Spring saw the Broadway premiere of, A Fool There Was, the theatrical version of Browne’s book, starring good friend Robert Hilliard, along with William Courtleigh and Katherine Kaelred; the production was staged at the Liberty theatre.
A Fool There Was, had some of its originality-thunder stolen by the opening of, The Vampire (unrelated to Burne-Jones’, Kipling’s or Browne’s works), in the middle of January, 1909, at the Hackett Theatre; yet, reviews for, The Vampire were mediocre at best and the box-office the same, making, Fool, the eventual winner of the, Vampire-Great White Way, sweepstakes of 1909.
Vaudeville got into the act with The Vampire, a skit written (a sketch in, At the Waldorf, a production staged at, Keith & Proctor Theater, in March of 1909) and performed by Walter Shannon, obviously not a drama but a musical-comedy; Variety directly accused Shannon of taking advantage of Mr. Kipling’s foreign residence to abscond with the title.

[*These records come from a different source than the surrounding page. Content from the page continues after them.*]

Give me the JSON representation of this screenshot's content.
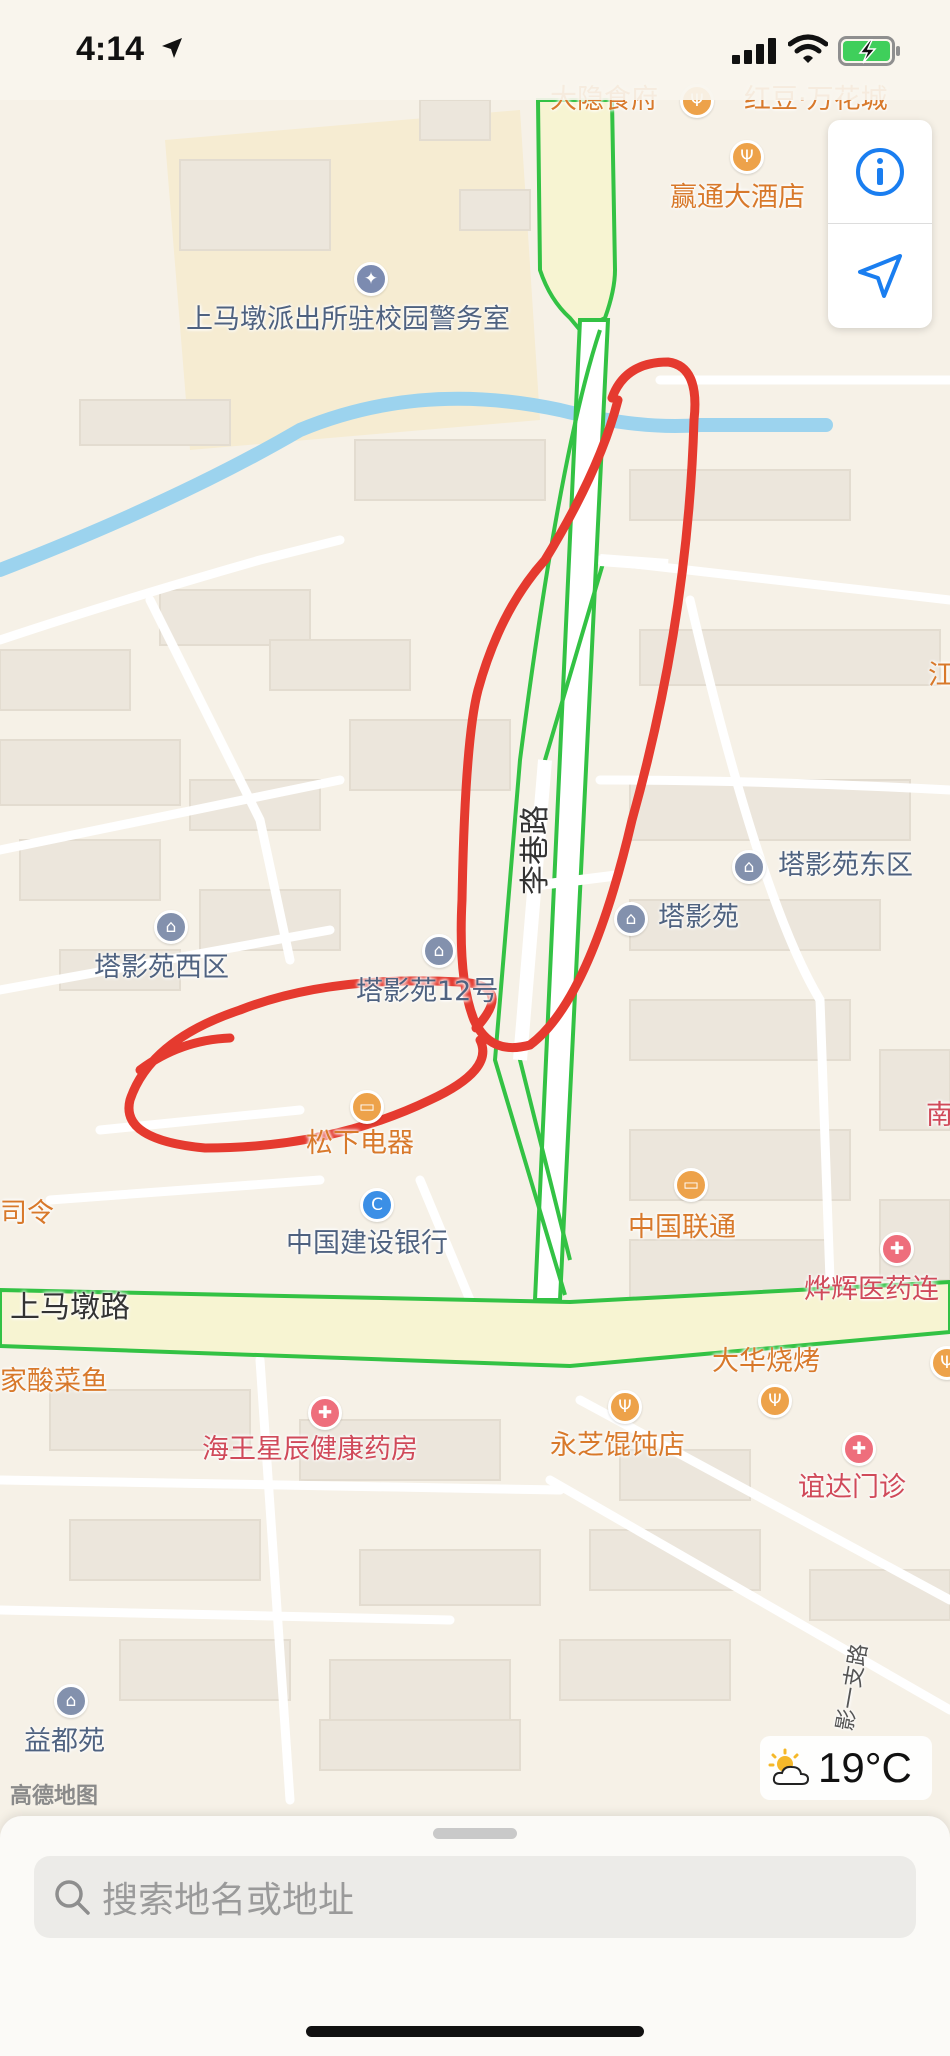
{
  "status_bar": {
    "time": "4:14",
    "icons": [
      "location-arrow-icon",
      "signal-icon",
      "wifi-icon",
      "battery-charging-icon"
    ]
  },
  "map": {
    "provider_watermark": "高德地图",
    "poi_labels": {
      "police_station": "上马墩派出所驻校园警务室",
      "hotel": "赢通大酒店",
      "top_left_cut": "大隐食府",
      "top_right_cut": "红豆·万花城",
      "jiang_cut": "江",
      "tayingyuan_east": "塔影苑东区",
      "tayingyuan": "塔影苑",
      "tayingyuan_west": "塔影苑西区",
      "tayingyuan_12": "塔影苑12号",
      "panasonic": "松下电器",
      "ccb": "中国建设银行",
      "unicom": "中国联通",
      "nan_cut": "南",
      "siling_cut": "司令",
      "hospital_cut": "烨辉医药连",
      "suancaiyu_cut": "家酸菜鱼",
      "bbq": "大华烧烤",
      "pharmacy": "海王星辰健康药房",
      "wonton": "永芝馄饨店",
      "clinic": "谊达门诊",
      "yiduyuan": "益都苑"
    },
    "road_labels": {
      "lixiang_road": "李巷路",
      "shangmadun_road": "上马墩路",
      "branch_road": "影一支路"
    },
    "colors": {
      "road_fill": "#f7f4d2",
      "road_border": "#33c244",
      "river": "#9cd3ee",
      "annotation": "#e53a2f",
      "poi_text_blue": "#4f6280",
      "poi_text_orange": "#d8792b",
      "poi_text_red": "#d04a5a"
    }
  },
  "controls": {
    "info_icon": "info-icon",
    "locate_icon": "navigation-arrow-icon"
  },
  "weather": {
    "icon": "partly-sunny-icon",
    "temperature": "19°C"
  },
  "bottom_sheet": {
    "search_placeholder": "搜索地名或地址",
    "search_icon": "search-icon"
  }
}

The same accusation of plagiarism could be made against the aforementioned, Hackett Theatre version of, The Vampire, penned by Edgar Allan Woolf and George Sylvester Viereck, although it was a psychological drama, with its central theme of thought transference; the vampire of the story stealing the literary ideas of those of whom he has surrounded himself with. Also in the summer of 1909, Bert French and Alice Eis debuted, The Vampire Dance, a seventeen minute exhibition based on the Burne-Jones painting; the dance recital was performed at Keith & Proctor’s Fifth Avenue Theater, in New York.
1910 (November 10) saw the Selig Polyscope filmed version of Kipling’s work.

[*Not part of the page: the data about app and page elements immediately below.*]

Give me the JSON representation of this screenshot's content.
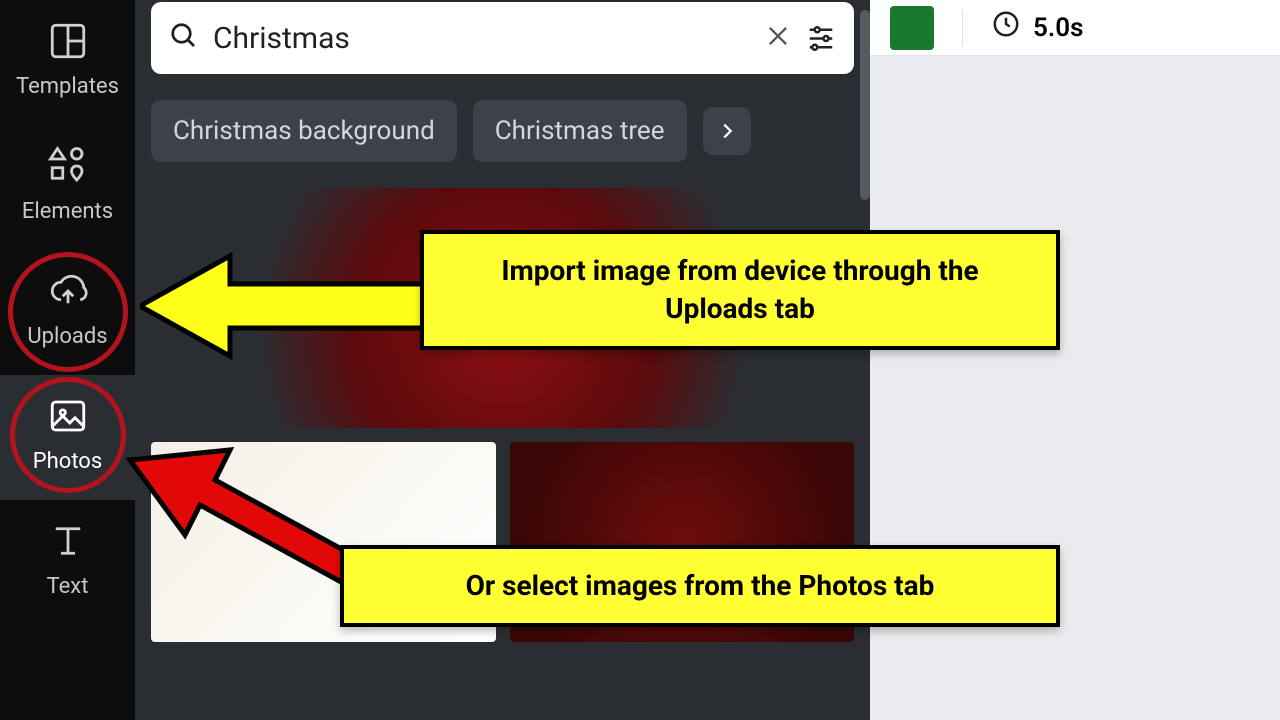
{
  "sidebar": {
    "items": [
      {
        "label": "Templates",
        "icon": "templates-icon"
      },
      {
        "label": "Elements",
        "icon": "elements-icon"
      },
      {
        "label": "Uploads",
        "icon": "uploads-icon"
      },
      {
        "label": "Photos",
        "icon": "photos-icon"
      },
      {
        "label": "Text",
        "icon": "text-icon"
      }
    ]
  },
  "search": {
    "value": "Christmas"
  },
  "chips": [
    "Christmas background",
    "Christmas tree"
  ],
  "canvas": {
    "swatch_color": "#197a2e",
    "duration": "5.0s"
  },
  "annotations": {
    "callout1": "Import image from device through the Uploads tab",
    "callout2": "Or select images from the Photos tab"
  }
}
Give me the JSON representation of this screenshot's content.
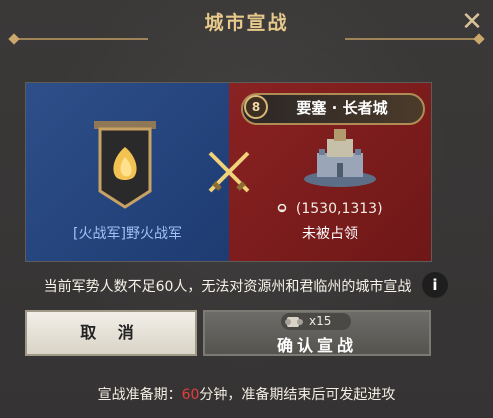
{
  "dialog": {
    "title": "城市宣战",
    "close_icon": "close-icon"
  },
  "attacker": {
    "name": "[火战军]野火战军",
    "banner_icon": "flame-banner-icon",
    "color": "#2e4f8a"
  },
  "target": {
    "level": "8",
    "name": "要塞 · 长者城",
    "coords": "(1530,1313)",
    "status": "未被占领",
    "color": "#8a2222"
  },
  "notice": {
    "text": "当前军势人数不足60人，无法对资源州和君临州的城市宣战",
    "info_icon": "i"
  },
  "buttons": {
    "cancel_label": "取 消",
    "confirm_label": "确认宣战",
    "cost": "x15"
  },
  "footer": {
    "prefix": "宣战准备期：",
    "minutes": "60",
    "suffix": "分钟，准备期结束后可发起进攻",
    "highlight_color": "#e53d3d"
  }
}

In April of 1911 Robert Hilliard made a recording reciting Kipling’s, The Vampire; the record was entitled the same. It was recorded in Camden, New Jersey for the Victor Company. In 1915, William Fox produced, A Fool There Was, based on Browne’s play, and starred, Theda Bara and Edward José; which brings us at last to our subject, The Vampire of the Desert.

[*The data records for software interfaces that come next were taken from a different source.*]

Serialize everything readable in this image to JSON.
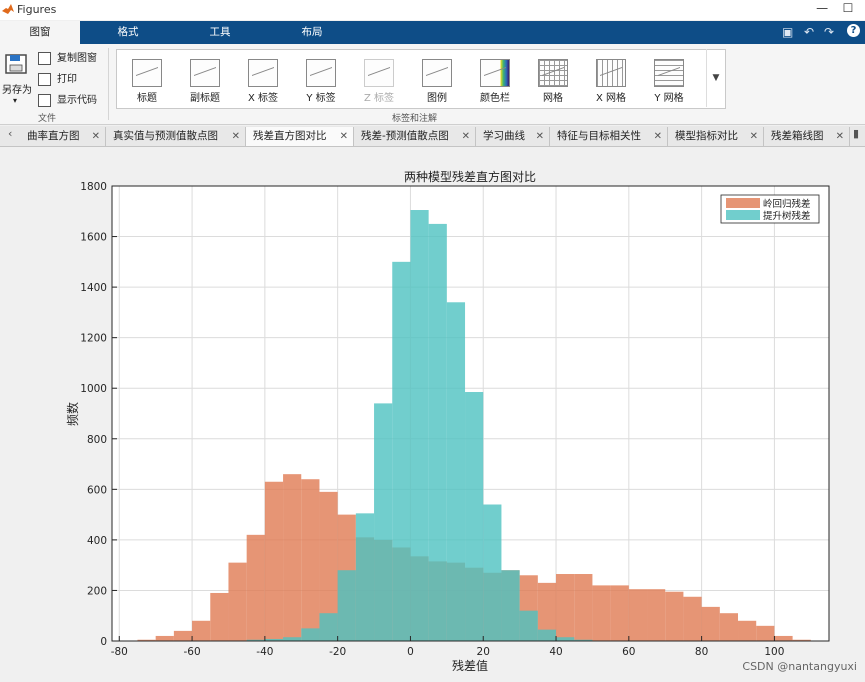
{
  "window": {
    "title": "Figures",
    "controls": [
      "—",
      "☐"
    ]
  },
  "ribbon_tabs": [
    {
      "label": "图窗",
      "active": true
    },
    {
      "label": "格式",
      "active": false
    },
    {
      "label": "工具",
      "active": false
    },
    {
      "label": "布局",
      "active": false
    }
  ],
  "file_group": {
    "save_as": "另存为",
    "copy_figure": "复制图窗",
    "print": "打印",
    "show_code": "显示代码",
    "label": "文件"
  },
  "gallery": {
    "label": "标签和注解",
    "items": [
      {
        "label": "标题",
        "icon": "title-icon",
        "enabled": true
      },
      {
        "label": "副标题",
        "icon": "subtitle-icon",
        "enabled": true
      },
      {
        "label": "X 标签",
        "icon": "xlabel-icon",
        "enabled": true
      },
      {
        "label": "Y 标签",
        "icon": "ylabel-icon",
        "enabled": true
      },
      {
        "label": "Z 标签",
        "icon": "zlabel-icon",
        "enabled": false
      },
      {
        "label": "图例",
        "icon": "legend-icon",
        "enabled": true
      },
      {
        "label": "颜色栏",
        "icon": "colorbar-icon",
        "enabled": true
      },
      {
        "label": "网格",
        "icon": "grid-icon",
        "enabled": true
      },
      {
        "label": "X 网格",
        "icon": "xgrid-icon",
        "enabled": true
      },
      {
        "label": "Y 网格",
        "icon": "ygrid-icon",
        "enabled": true
      }
    ]
  },
  "doc_tabs": [
    {
      "label": "曲率直方图",
      "active": false
    },
    {
      "label": "真实值与预测值散点图",
      "active": false
    },
    {
      "label": "残差直方图对比",
      "active": true
    },
    {
      "label": "残差-预测值散点图",
      "active": false
    },
    {
      "label": "学习曲线",
      "active": false
    },
    {
      "label": "特征与目标相关性",
      "active": false
    },
    {
      "label": "模型指标对比",
      "active": false
    },
    {
      "label": "残差箱线图",
      "active": false
    }
  ],
  "colors": {
    "ridge": "#e07a52",
    "boost": "#4ec2c0",
    "ribbon_dark": "#0e4d87"
  },
  "watermark": "CSDN @nantangyuxi",
  "chart_data": {
    "type": "bar",
    "title": "两种模型残差直方图对比",
    "xlabel": "残差值",
    "ylabel": "频数",
    "xlim": [
      -82,
      115
    ],
    "ylim": [
      0,
      1800
    ],
    "xticks": [
      -80,
      -60,
      -40,
      -20,
      0,
      20,
      40,
      60,
      80,
      100
    ],
    "yticks": [
      0,
      200,
      400,
      600,
      800,
      1000,
      1200,
      1400,
      1600,
      1800
    ],
    "grid": true,
    "legend_position": "top-right",
    "series": [
      {
        "name": "岭回归残差",
        "color": "#e07a52",
        "bins": [
          [
            -75,
            -70,
            5
          ],
          [
            -70,
            -65,
            20
          ],
          [
            -65,
            -60,
            40
          ],
          [
            -60,
            -55,
            80
          ],
          [
            -55,
            -50,
            190
          ],
          [
            -50,
            -45,
            310
          ],
          [
            -45,
            -40,
            420
          ],
          [
            -40,
            -35,
            630
          ],
          [
            -35,
            -30,
            660
          ],
          [
            -30,
            -25,
            640
          ],
          [
            -25,
            -20,
            590
          ],
          [
            -20,
            -15,
            500
          ],
          [
            -15,
            -10,
            410
          ],
          [
            -10,
            -5,
            400
          ],
          [
            -5,
            0,
            370
          ],
          [
            0,
            5,
            335
          ],
          [
            5,
            10,
            315
          ],
          [
            10,
            15,
            310
          ],
          [
            15,
            20,
            290
          ],
          [
            20,
            25,
            270
          ],
          [
            25,
            30,
            280
          ],
          [
            30,
            35,
            260
          ],
          [
            35,
            40,
            230
          ],
          [
            40,
            45,
            265
          ],
          [
            45,
            50,
            265
          ],
          [
            50,
            55,
            220
          ],
          [
            55,
            60,
            220
          ],
          [
            60,
            65,
            205
          ],
          [
            65,
            70,
            205
          ],
          [
            70,
            75,
            195
          ],
          [
            75,
            80,
            175
          ],
          [
            80,
            85,
            135
          ],
          [
            85,
            90,
            110
          ],
          [
            90,
            95,
            80
          ],
          [
            95,
            100,
            60
          ],
          [
            100,
            105,
            20
          ],
          [
            105,
            110,
            5
          ]
        ]
      },
      {
        "name": "提升树残差",
        "color": "#4ec2c0",
        "bins": [
          [
            -45,
            -40,
            5
          ],
          [
            -40,
            -35,
            8
          ],
          [
            -35,
            -30,
            15
          ],
          [
            -30,
            -25,
            50
          ],
          [
            -25,
            -20,
            110
          ],
          [
            -20,
            -15,
            280
          ],
          [
            -15,
            -10,
            505
          ],
          [
            -10,
            -5,
            940
          ],
          [
            -5,
            0,
            1500
          ],
          [
            0,
            5,
            1705
          ],
          [
            5,
            10,
            1650
          ],
          [
            10,
            15,
            1340
          ],
          [
            15,
            20,
            985
          ],
          [
            20,
            25,
            540
          ],
          [
            25,
            30,
            280
          ],
          [
            30,
            35,
            120
          ],
          [
            35,
            40,
            45
          ],
          [
            40,
            45,
            15
          ],
          [
            45,
            50,
            5
          ]
        ]
      }
    ]
  }
}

The Vampire of the Desert was a two-reel drama, produced by Vitagraph and released by the general Film Company, starring: Helen Gardner, Tefft Johnson, Harry T. Morey, James Morrison, Leah Baird, Norma Talmadge and Flora Finch. The scenario (no writing credit given) was based on Rudyard Kipling’s poem, “The Vampire;” the film was directed by Charles L. Gaskill; the survival status of The Vampire of the Desert is unknown.
The Vampire of the Desert, did indeed premiere on May 16, 1913, it played at the President Theater in Chicago, Illinois; this was reported on Sunday, May 11, 1913 in the Inter Ocean newspaper of Chicago. Below is a synopsis of the film and an advertisement directed toward the exhibitor; I have also included likenesses of the principal actors of the movie.
By C. S. Williams
Munsey’s Magazine, May, 1909
 Variety, April 17, 1909
 New York Times (New York, New York) January 17, 1909
 Variety, July 31, 1909
 Nickelodeon, November 1, 1910